So when the form is submitted, you will have a data layer event that will have a variable indicating whether the user first clicked on your button prior to submitting the form. In GTM you can simply reference this data layer event and look for the variable value inside a trigger - and whala! You have a trigger in GTM that will only fire if the user clicked the button and then submitted the form.
That was a high level explanation, so here are the details.
Step 1: Create a ListenLayer account and turn on the Internal Clicks Listener and its features. Publish your changes and make sure the script is on your website. etc.
Step 2: Take a look at your data layer activity and click the button. You can preview this in GTM or just look in the console. It will look like this when you click any internal link on your website (I'm assuming your button is an internal link, you can otherwise use the Outbound Clicks listener)
Notice that the data layer activity has a bunch of variables like the click text, location, etc. These are just like variables in the GTM data layer. In ListenLayer you will see them start to appear under Variable Settings and you can use them to write rules.
Step 3: Make sure the Browser Storage feature is turned on inside the Internal Clicks Listener. Then create a Global Browser Variable (I am using a session key because I assume you want the sequence to occur in 1 session, otherwise use Local Storage). I am calling mine clickedButton.
Step 4: Create a browser storage rule inside the Internal Clicks Listener. Basically under the Internal Clicks Listener is a menu item called Browser Storage (As long as the feature is enabled). Create a new Session Storage rule under that. We want to save a value in our new Session Storage key from the previous step, but only if the user clicks the correct button.
You're going to have to write your own rule to identify your button click specifically, but here is an example . You can see my condition requires a specific data layer event (internalLinkClick) and then I'm going to look at the URL where the click was located and the URL where the user click to. These are elements inside my data layer event from above, so I am using them to identify this specific button. But you may want to use things like click text, xpath etc. which are all available in the data layer automatically.
Next, inside the same rule you will choose a value to save in the session key. I am just going to save a yes. So now whenever someone clicks this button, they will get the value "yes" stored in a session storage key called clickedButton. That value will exist until they close the tab.
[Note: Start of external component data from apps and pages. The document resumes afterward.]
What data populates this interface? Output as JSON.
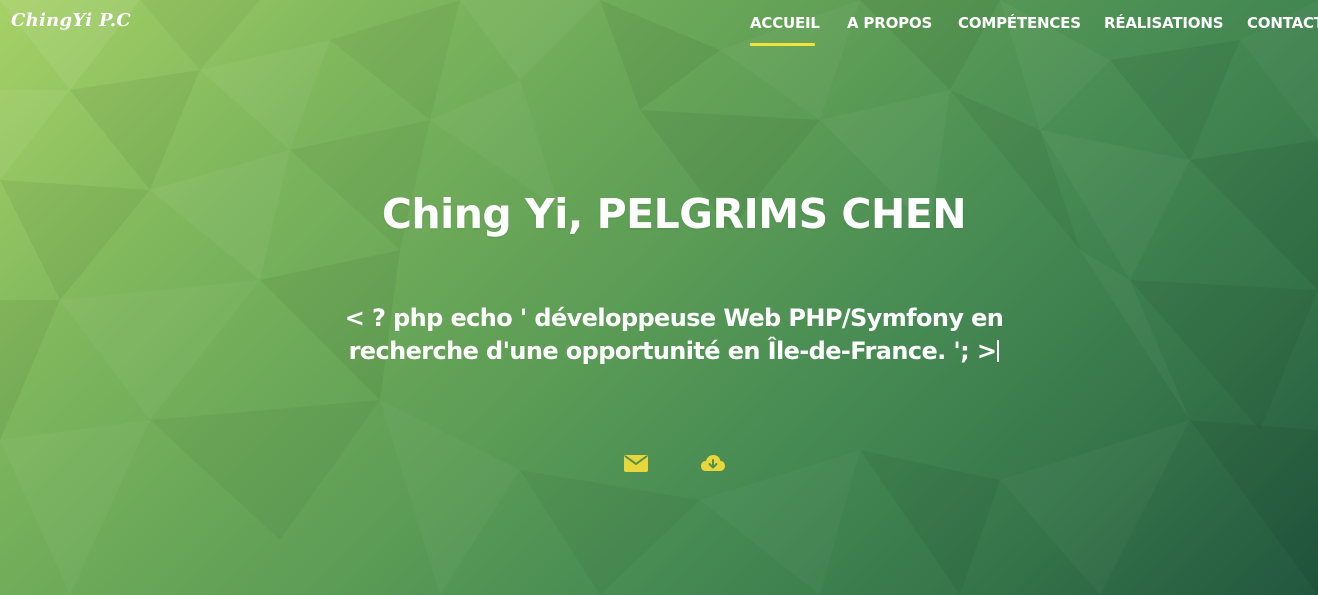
{
  "brand": {
    "label": "ChingYi P.C"
  },
  "nav": {
    "items": [
      {
        "label": "ACCUEIL",
        "active": true
      },
      {
        "label": "A PROPOS",
        "active": false
      },
      {
        "label": "COMPÉTENCES",
        "active": false
      },
      {
        "label": "RÉALISATIONS",
        "active": false
      },
      {
        "label": "CONTACT",
        "active": false
      }
    ]
  },
  "hero": {
    "title": "Ching Yi, PELGRIMS CHEN",
    "tagline": "< ? php echo ' développeuse Web PHP/Symfony en recherche d'une opportunité en Île-de-France. '; >"
  },
  "actions": [
    {
      "icon": "envelope-icon"
    },
    {
      "icon": "cloud-download-icon"
    }
  ],
  "colors": {
    "accent": "#f2e23a",
    "icon": "#e9d63a",
    "background_light": "#a6d166",
    "background_dark": "#22573f"
  }
}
Step 6: Okay so now we need to know when a user submits the form. Depending on your form system ListenLayer might have a listener that is custom built to automatically track form submissions and push all the details into the data layer. If not, just use the Custom Forms listener. Turn it on and turn on all the Form Activity features.
If you use this particular listener you need to tell ListenLayer what forms to listen for so they should have a class or ID or name element in the
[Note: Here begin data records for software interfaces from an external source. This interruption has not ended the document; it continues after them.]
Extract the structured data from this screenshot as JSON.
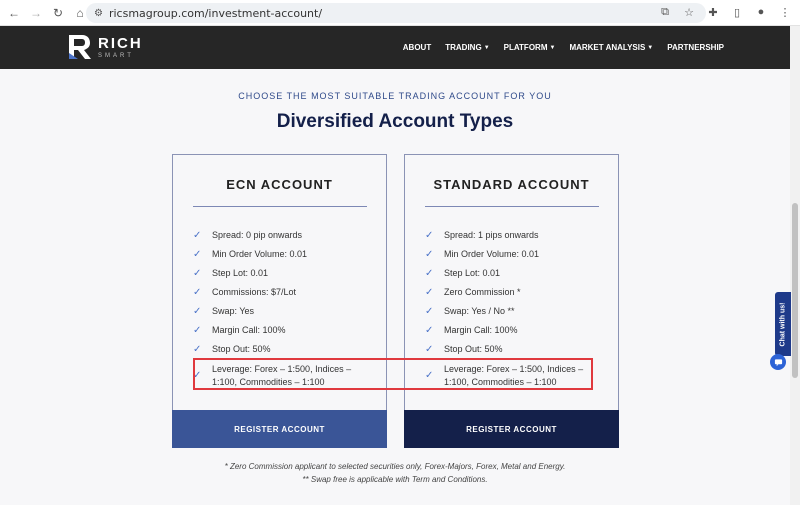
{
  "browser": {
    "url": "ricsmagroup.com/investment-account/"
  },
  "header": {
    "logo_line1": "RICH",
    "logo_line2": "SMART",
    "menu": [
      {
        "label": "ABOUT",
        "has_caret": false
      },
      {
        "label": "TRADING",
        "has_caret": true
      },
      {
        "label": "PLATFORM",
        "has_caret": true
      },
      {
        "label": "MARKET ANALYSIS",
        "has_caret": true
      },
      {
        "label": "PARTNERSHIP",
        "has_caret": false
      }
    ]
  },
  "main": {
    "subtitle": "CHOOSE THE MOST SUITABLE TRADING ACCOUNT FOR YOU",
    "title": "Diversified Account Types",
    "accounts": [
      {
        "title": "ECN ACCOUNT",
        "features": [
          "Spread: 0 pip onwards",
          "Min Order Volume: 0.01",
          "Step Lot: 0.01",
          "Commissions: $7/Lot",
          "Swap: Yes",
          "Margin Call: 100%",
          "Stop Out: 50%",
          "Leverage: Forex – 1:500, Indices – 1:100, Commodities – 1:100"
        ],
        "button": "REGISTER ACCOUNT"
      },
      {
        "title": "STANDARD ACCOUNT",
        "features": [
          "Spread: 1 pips onwards",
          "Min Order Volume: 0.01",
          "Step Lot: 0.01",
          "Zero Commission *",
          "Swap: Yes / No **",
          "Margin Call: 100%",
          "Stop Out: 50%",
          "Leverage: Forex – 1:500, Indices – 1:100, Commodities – 1:100"
        ],
        "button": "REGISTER ACCOUNT"
      }
    ],
    "note1": "* Zero Commission applicant to selected securities only, Forex-Majors, Forex, Metal and Energy.",
    "note2": "** Swap free is applicable with Term and Conditions."
  },
  "chat": {
    "label": "Chat with us!"
  },
  "colors": {
    "header_bg": "#262626",
    "accent_blue": "#3a5597",
    "navy": "#14204a",
    "check": "#4c73c8",
    "highlight_red": "#e0393e"
  },
  "icons": [
    "back-icon",
    "forward-icon",
    "reload-icon",
    "home-icon",
    "site-info-icon",
    "translate-icon",
    "star-icon",
    "extensions-icon",
    "sidebar-icon",
    "profile-icon",
    "menu-icon",
    "check-icon",
    "chat-icon"
  ]
}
<form> tag and you can write a rule under event settings to identify the form. I want the tool to listen for my forms that have one of two classes. Anyway, you'll need to work on getting your forms identified, it's pretty easy. Then you'll want to publish the changes and test out the form. You should see data layer activity like this when a form is submitted.
Step 7: Okay we are almost there. This is the finale! We will create a custom data layer variable to push the value of the session storage key into when a the form is submitted. So first, under the Custom Forms Listener, you'll want to turn on the Custom Data Layer Values feature. Then under Global Custom Data Layer Variables create a new variable. I am creating one call didUserClickButton. Then click on custom values inside the menu under the Custom Forms Listener and create a Simple Rule. What we will do is write a condition to identify when this form submits and we will pull the value from the Session Storage and push it into the data layer. Again, write the rule that you need to identify your form, mine looks like this and I could add a URL in the value field.
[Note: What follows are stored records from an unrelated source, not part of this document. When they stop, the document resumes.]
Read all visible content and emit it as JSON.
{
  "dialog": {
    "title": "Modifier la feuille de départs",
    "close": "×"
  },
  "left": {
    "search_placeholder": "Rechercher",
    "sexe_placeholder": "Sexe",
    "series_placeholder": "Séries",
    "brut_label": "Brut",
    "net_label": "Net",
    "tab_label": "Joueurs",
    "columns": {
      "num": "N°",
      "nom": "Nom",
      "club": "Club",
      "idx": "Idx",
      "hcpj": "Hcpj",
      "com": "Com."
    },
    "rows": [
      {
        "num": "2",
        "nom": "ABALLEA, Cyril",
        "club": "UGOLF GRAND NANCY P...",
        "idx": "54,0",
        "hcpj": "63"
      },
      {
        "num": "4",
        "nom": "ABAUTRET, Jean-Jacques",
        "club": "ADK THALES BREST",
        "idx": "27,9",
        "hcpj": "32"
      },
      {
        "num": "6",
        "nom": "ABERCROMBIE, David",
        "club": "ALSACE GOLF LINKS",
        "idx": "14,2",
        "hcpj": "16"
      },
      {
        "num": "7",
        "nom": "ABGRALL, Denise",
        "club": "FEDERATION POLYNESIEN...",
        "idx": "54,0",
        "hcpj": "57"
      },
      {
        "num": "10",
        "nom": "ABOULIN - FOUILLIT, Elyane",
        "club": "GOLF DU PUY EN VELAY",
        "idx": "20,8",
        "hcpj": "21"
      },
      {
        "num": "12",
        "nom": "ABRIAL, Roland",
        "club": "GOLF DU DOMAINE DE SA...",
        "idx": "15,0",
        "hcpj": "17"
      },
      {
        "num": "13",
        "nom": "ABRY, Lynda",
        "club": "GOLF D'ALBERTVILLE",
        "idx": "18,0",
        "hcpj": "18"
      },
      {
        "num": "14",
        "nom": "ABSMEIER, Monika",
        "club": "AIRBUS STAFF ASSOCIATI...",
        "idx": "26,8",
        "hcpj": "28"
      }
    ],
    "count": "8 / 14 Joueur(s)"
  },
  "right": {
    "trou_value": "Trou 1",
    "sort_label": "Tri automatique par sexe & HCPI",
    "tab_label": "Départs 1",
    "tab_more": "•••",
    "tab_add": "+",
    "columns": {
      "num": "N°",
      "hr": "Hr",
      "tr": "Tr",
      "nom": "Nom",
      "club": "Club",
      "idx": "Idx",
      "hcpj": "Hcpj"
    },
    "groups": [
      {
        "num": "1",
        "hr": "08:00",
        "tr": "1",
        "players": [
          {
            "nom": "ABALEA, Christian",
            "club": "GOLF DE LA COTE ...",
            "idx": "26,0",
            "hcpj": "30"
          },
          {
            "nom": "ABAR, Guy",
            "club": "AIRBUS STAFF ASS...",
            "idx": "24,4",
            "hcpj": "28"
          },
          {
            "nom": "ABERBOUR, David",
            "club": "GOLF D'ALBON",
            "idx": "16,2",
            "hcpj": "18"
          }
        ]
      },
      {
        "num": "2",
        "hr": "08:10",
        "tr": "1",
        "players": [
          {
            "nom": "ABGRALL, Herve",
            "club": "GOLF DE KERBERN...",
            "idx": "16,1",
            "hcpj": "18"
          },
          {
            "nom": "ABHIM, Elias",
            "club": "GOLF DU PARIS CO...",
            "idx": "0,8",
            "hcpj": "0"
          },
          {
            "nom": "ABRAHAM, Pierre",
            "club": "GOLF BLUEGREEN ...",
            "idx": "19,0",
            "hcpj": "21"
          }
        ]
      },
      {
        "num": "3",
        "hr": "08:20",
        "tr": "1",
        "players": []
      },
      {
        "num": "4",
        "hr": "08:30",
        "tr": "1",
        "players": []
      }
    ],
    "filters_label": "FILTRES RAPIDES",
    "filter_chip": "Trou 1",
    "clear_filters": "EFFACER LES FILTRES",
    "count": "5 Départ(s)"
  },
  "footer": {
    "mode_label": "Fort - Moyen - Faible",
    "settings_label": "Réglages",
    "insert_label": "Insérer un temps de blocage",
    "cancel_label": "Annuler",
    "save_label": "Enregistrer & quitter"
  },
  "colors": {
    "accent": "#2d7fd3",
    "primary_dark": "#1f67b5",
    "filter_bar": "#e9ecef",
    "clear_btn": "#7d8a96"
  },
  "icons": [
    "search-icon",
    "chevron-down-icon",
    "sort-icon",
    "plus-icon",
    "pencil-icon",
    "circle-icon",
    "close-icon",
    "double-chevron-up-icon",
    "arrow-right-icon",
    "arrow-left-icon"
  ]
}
Boom! Now you have a perfect data layer event named
customFormSubmitted and a variable
formCustomValues.didUserClickButton that you can simply reference in GTM to build a trigger. I assume you know how to do that. If not, look up how to create a custom event trigger based on a data layer, and how to register and use a custom data layer variable.
Here is the coolest part: If you program this from scratch, you have to manage the code and make sure it doesn't break, and document it. With ListenLayer it's all visual and once it's built you can write monitoring rules in the platform to notify you if something breaks with your setup.